The theme of TED2019 was "Bigger than us," was chock-full of compelling ideas and calls for action. Here are a few takeaways:
From Opening Session: Truth...
We're shining light into some really dark places. Sheperd Doeleman, head of the Event Horizon Telescope collaboration, takes us inside the new (and iconic) black hole image and the epic effort involved in making it. The petabytes (1 petabyte = 1 million GB) of data that were used to construct the image came from a network of telescopes operated by 200 people in 60 countries who, he says, "effortlessly sidestepped the issues that divide us." (Here's a thought: Let's get competing political candidates to work on science projects … together!)
And some places still need illumination. British journalist Carole Cadwalladr (hers is the first TED Talk released already from this year) describes her investigation into the Facebook ads that targeted people with lies prior to the 2016 Brexit vote, but most of the evidence of what occurred remains in the "black boxes" of Facebook, Google and Twitter. She urges them to release their data, saying: "It's a crime scene, and you have the evidence." ...
Writer Baratunde Thurston shares examples of people in the US who had the police called on them because they were "living while black" -- when they went to a swimming pool, donated food to the homeless or played golf, "concerned" observers phoned 911 to report them. Systemic racism underlies these 911 calls, and even though changing it may sound impossible, Thurston has hope. He believes that if we can see the humanity of people targeted by racism, we can change our actions; when we change our actions, we change the story; and when we change the story, we can change the system.
The words we use matter. We're living in polarizing times, and many fractures occur during our conversations. By tweaking what we say, political pollster Frank Luntz shows how to keep our discussions open and respectful. One standout from his suggestions: instead of saying the passive "I'm listening," try the active, empathic "I get it."
Businesses need to look beyond balance sheets and focus on their people. Creating a company that puts employees first is part of what Chobani founder Hamdi Ulukaya calls his "anti-CEO playbook." Other actions in his playbook: Asking communities what they need instead of demanding tax breaks and concessions from them; being accountable to one's customers rather than one's shareholders; and taking sides on political issues -- because, he says, businesses should use their power to make a difference.
From Session: Knowledge...
Curiosity makes us human: Educator Brittany Packnett meditates on confidence, the hidden skill that powers many of our other skills. Confidence is what helps you put plans into action, and what helps you keep moving even after you fail. What builds confidence? One key factor, she says, is curiosity, the desire to push beyond who you are and what you know.
Mentalist Derren Brown taps into the curiosity of the audience by guessing our innermost questions (and even one guy's password). How did he do it? He'll never tell.

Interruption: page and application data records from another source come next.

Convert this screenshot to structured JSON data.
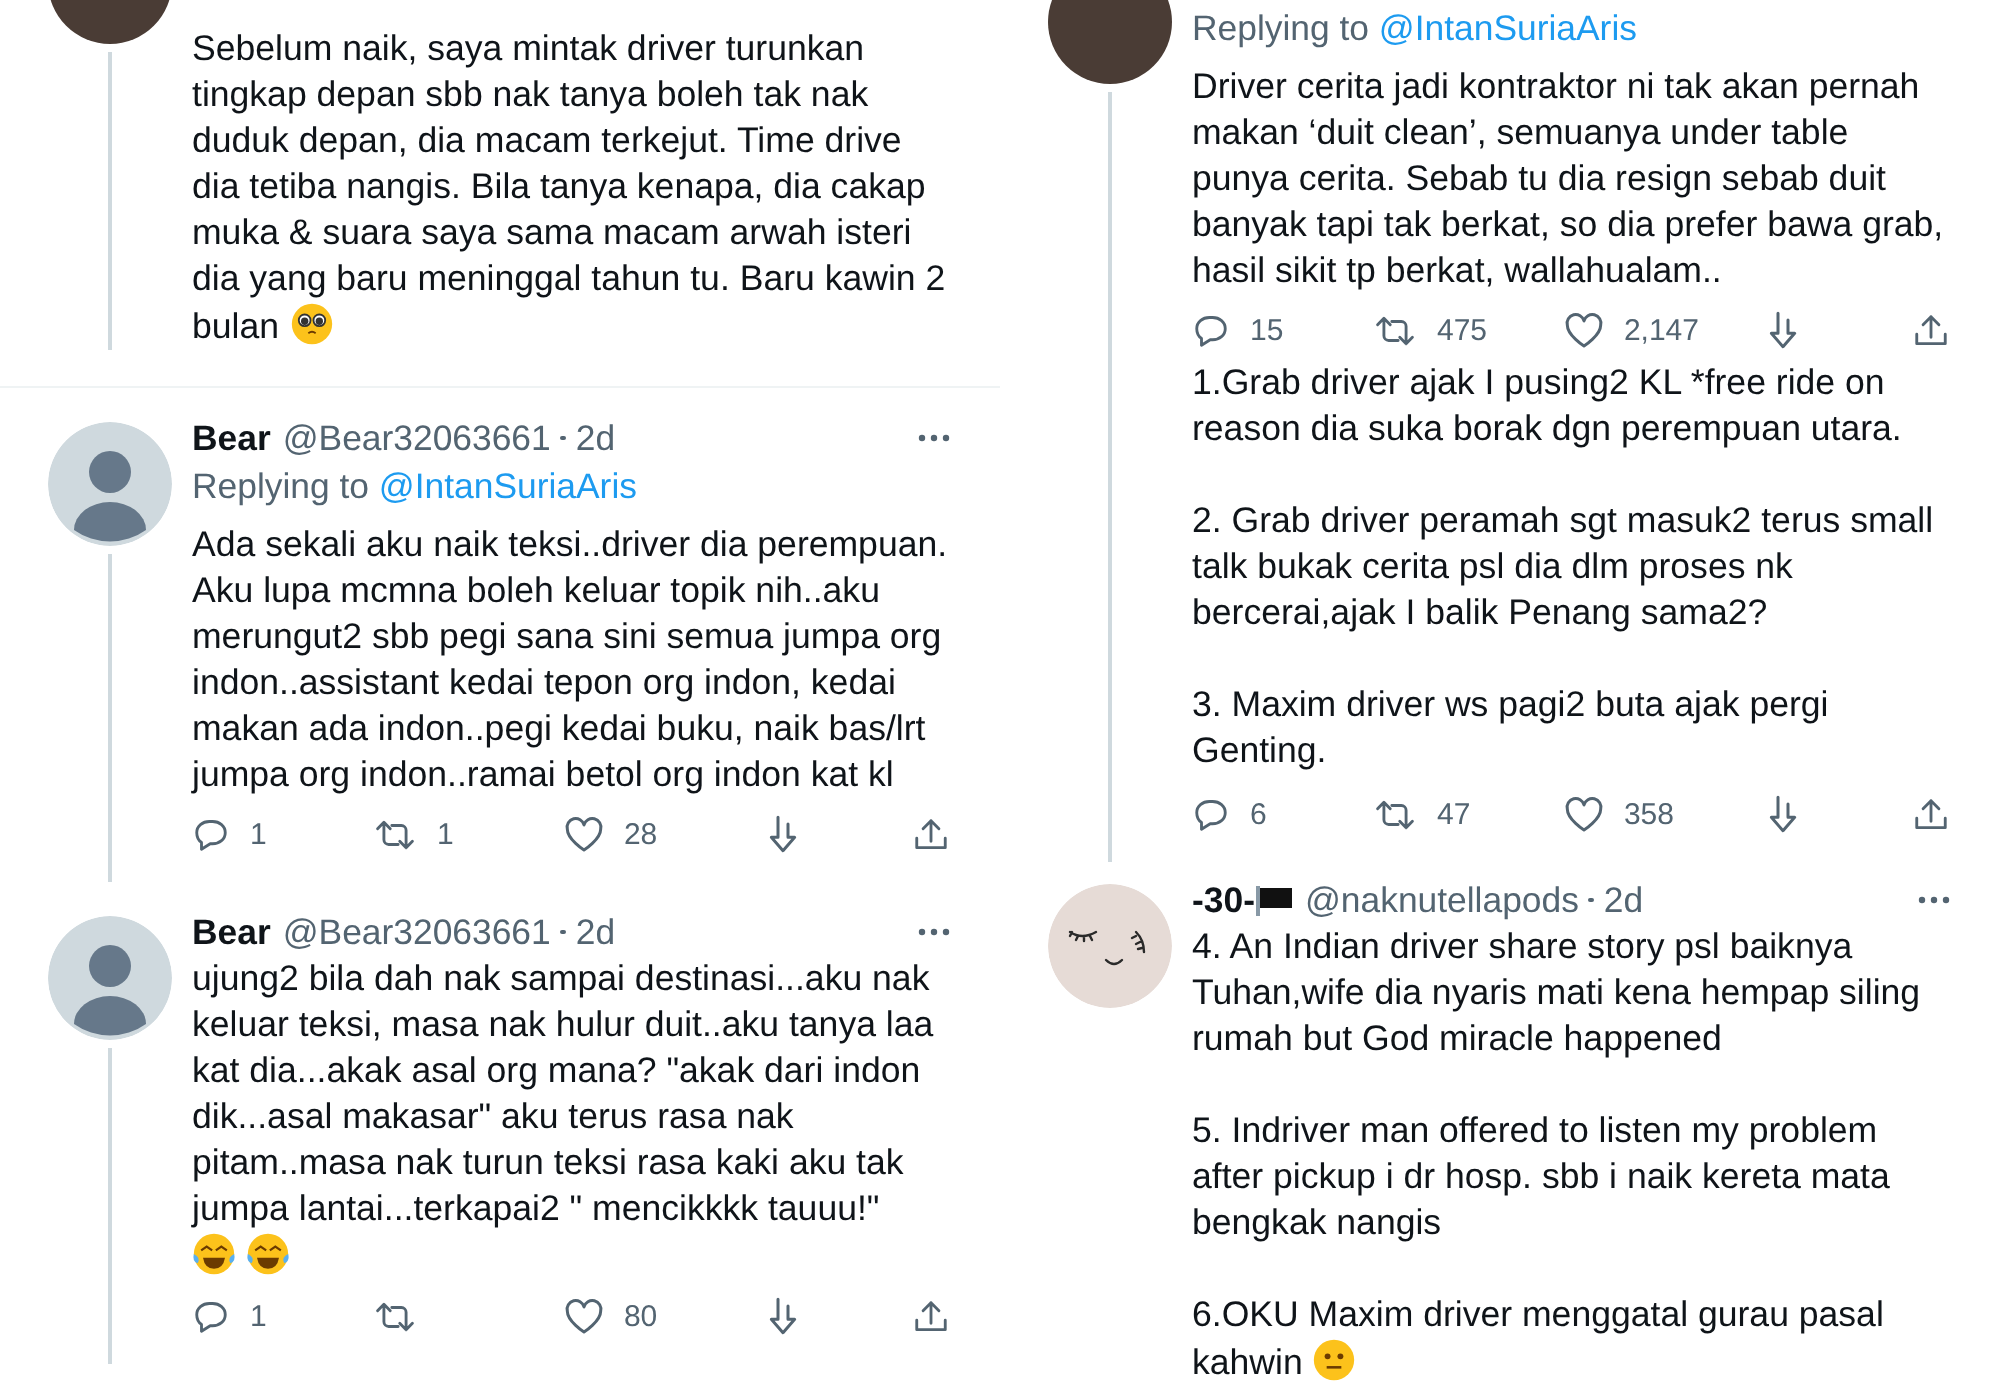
{
  "columns": [
    {
      "tweets": [
        {
          "avatar": {
            "kind": "photo"
          },
          "thread_line": true,
          "text": "Sebelum naik, saya mintak driver turunkan tingkap depan sbb nak tanya boleh tak nak duduk depan, dia macam terkejut. Time drive dia tetiba nangis. Bila tanya kenapa, dia cakap muka & suara saya sama macam arwah isteri dia yang baru meninggal tahun tu. Baru kawin 2 bulan",
          "emojis": [
            {
              "kind": "pleading"
            }
          ],
          "emoji_line": false
        },
        {
          "avatar": {
            "kind": "default"
          },
          "thread_line": true,
          "name": "Bear",
          "handle": "@Bear32063661",
          "time": "2d",
          "replying_to": {
            "label": "Replying to",
            "handle": "@IntanSuriaAris"
          },
          "text": "Ada sekali aku naik teksi..driver dia perempuan. Aku lupa mcmna boleh keluar topik nih..aku merungut2 sbb pegi sana sini semua jumpa org indon..assistant kedai tepon org indon, kedai makan ada indon..pegi kedai buku, naik bas/lrt jumpa org indon..ramai betol org indon kat kl",
          "actions": {
            "reply": "1",
            "retweet": "1",
            "like": "28"
          }
        },
        {
          "avatar": {
            "kind": "default"
          },
          "thread_line": true,
          "name": "Bear",
          "handle": "@Bear32063661",
          "time": "2d",
          "text": "ujung2 bila dah nak sampai destinasi...aku nak keluar teksi, masa nak hulur duit..aku tanya laa kat dia...akak asal org mana? \"akak dari indon dik...asal makasar\"  aku terus rasa nak pitam..masa nak turun teksi rasa kaki aku tak jumpa lantai...terkapai2 \" mencikkkk tauuu!\"",
          "emojis": [
            {
              "kind": "laughing"
            },
            {
              "kind": "laughing"
            }
          ],
          "emoji_line": true,
          "actions": {
            "reply": "1",
            "like": "80"
          }
        }
      ]
    },
    {
      "tweets": [
        {
          "avatar": {
            "kind": "photo"
          },
          "thread_line": true,
          "replying_to": {
            "label": "Replying to",
            "handle": "@IntanSuriaAris"
          },
          "text": "Driver cerita jadi kontraktor ni tak akan pernah makan ‘duit clean’, semuanya under table punya cerita. Sebab tu dia resign sebab duit banyak tapi tak berkat, so dia prefer bawa grab, hasil sikit tp berkat, wallahualam..",
          "actions": {
            "reply": "15",
            "retweet": "475",
            "like": "2,147"
          }
        },
        {
          "thread_line": true,
          "text": "1.Grab driver ajak I pusing2 KL *free ride on reason dia suka borak dgn perempuan utara.\n\n2. Grab driver peramah sgt masuk2 terus small talk bukak cerita psl dia dlm proses nk bercerai,ajak I balik Penang sama2?\n\n3. Maxim driver ws pagi2 buta ajak pergi Genting.",
          "actions": {
            "reply": "6",
            "retweet": "47",
            "like": "358"
          }
        },
        {
          "avatar": {
            "kind": "sketch"
          },
          "thread_line": false,
          "name": "-30-",
          "name_flag": true,
          "handle": "@naknutellapods",
          "time": "2d",
          "text": "4. An Indian driver share story psl baiknya Tuhan,wife dia nyaris mati kena hempap siling rumah but God miracle happened\n\n5. Indriver man offered to listen my problem after pickup i dr hosp. sbb i naik kereta mata bengkak nangis\n\n6.OKU Maxim driver menggatal gurau pasal kahwin",
          "emojis": [
            {
              "kind": "neutral"
            }
          ],
          "emoji_line": false
        }
      ]
    }
  ]
}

Appearing via robot, David Deutsch meditates on another force that moves us: the drive for new "explanatory knowledge." As humans, we desire to understand things and explain them and change them and make them new. As he says: "From the human perspective, the only alternative to that living hell of static societies is continual creation of new ideas, behaviors, new kinds of objects."